The New 3DS announcement has sparked a flurry of debates and discussion around whether or not Nintendo’s newest handheld is necessary so soon into the 3DS’s life. Our writers Jesse and Heather stand on opposing sides of the fence, feeling respectively strongly for and against it. Today we will see Jesse’s take on the matter, with Heather’s rebuttal to follow next week. Let’s get right into it!
Last week Nintendo announced the New 3DS, an updated model to their popular handheld system. More than just a simple cosmetic update, the New 3DS will sport a 2nd analogue stick and two extra shoulder buttons.
Most notably it will have a faster processor, of which newer and more power-hungry games can take advantage. Xenoblade Chronicles has already been announced for the New 3DS, and Nintendo says it will not run on older models.
This is a step in the right direction for Nintendo. Customers have been clamoring for a 2nd analogue stick since the 3DS’s inception. It opens up a lot more options for gameplay, and eliminates the need for bulky add-ons that have the same effect. Monster Hunter 4 Ultimate, due out next year, is almost certainly going to take advantage of the New 3DS’s hardware upgrades, and it’s no doubt compatible with games that are already out, such as Resident Evil: Revelation.
The New 3DS might also open the doors for new developers. There is already a huge library of excellent 3DS games available, but by and large Nintendo develops them. A faster processor and more control options might encourage more third-party developers to bring their titles to the system, and in turn bring more gameplay variety.
Since the early 2000s Nintendo has been in a vacuum. While Microsoft and Sony have been fighting the console wars generation after generation, Nintendo has been in the background, unable (or unwilling) to contend. Once their focus shifted to motion controls, they lost a lot of their “hardcore” fan base to the other guys. With the advent of the New 3DS, those players craving a more in-depth experience (and who have lost faith in the PlayStation Vita) might gravitate to this new model, helping Nintendo to usher in a new era for the company.
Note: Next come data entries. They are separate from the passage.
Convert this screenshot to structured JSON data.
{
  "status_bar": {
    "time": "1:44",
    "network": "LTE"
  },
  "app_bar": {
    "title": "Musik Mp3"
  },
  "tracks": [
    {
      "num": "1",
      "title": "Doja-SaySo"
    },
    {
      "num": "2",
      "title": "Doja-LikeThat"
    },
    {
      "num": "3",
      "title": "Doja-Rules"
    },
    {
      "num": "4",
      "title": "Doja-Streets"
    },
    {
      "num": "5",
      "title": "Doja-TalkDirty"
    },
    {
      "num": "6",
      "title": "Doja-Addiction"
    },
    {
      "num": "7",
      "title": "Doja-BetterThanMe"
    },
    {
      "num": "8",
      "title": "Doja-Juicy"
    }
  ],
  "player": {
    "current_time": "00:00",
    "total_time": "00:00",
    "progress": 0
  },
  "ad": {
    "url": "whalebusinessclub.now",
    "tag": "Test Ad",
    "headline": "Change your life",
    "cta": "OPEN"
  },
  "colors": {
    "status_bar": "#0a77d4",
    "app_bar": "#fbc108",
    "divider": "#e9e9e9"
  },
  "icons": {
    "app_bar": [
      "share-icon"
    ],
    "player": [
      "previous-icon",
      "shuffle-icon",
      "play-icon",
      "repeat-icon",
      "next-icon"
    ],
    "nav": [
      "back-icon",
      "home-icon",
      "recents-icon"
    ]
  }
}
There are certainly some concerns to be had with Nintendo’s current direction though. Is Nintendo adopting a policy of releasing yearly updates to their hardware, such as many computer and tablet developers do? This isn’t likely.
Nintendo has done this kind of thing before with the DS/DSi and GBA/GBAsp, but those upgrades always felt justified. Nintendo has always used older generation hardware in their products. Using established technology is cheaper, and easier to develop with. When Nintendo upgrades their hardware, they themselves are upgrading. They have a history of not rushing products to market, this generation being the exception.
Nintendo has made some mistakes over the years, but the New 3DS is definitely the right thing for them at this time. Their unwavering focus on games and gameplay has kept them alive all these years, while Microsoft and Sony duke it out around them, quickly turning their consoles into media centers. This reinvigorated focus on the hardcore gaming market can help bring Nintendo back to the days of yore, when everyone had an NES in their house, complete with moms and dads yelling at their kids to “shut off that Nintendo!”
Do you disagree? Perhaps Heather counter-points, discussing her annoyances regarding the New 3DS are more your speed! Check that out here.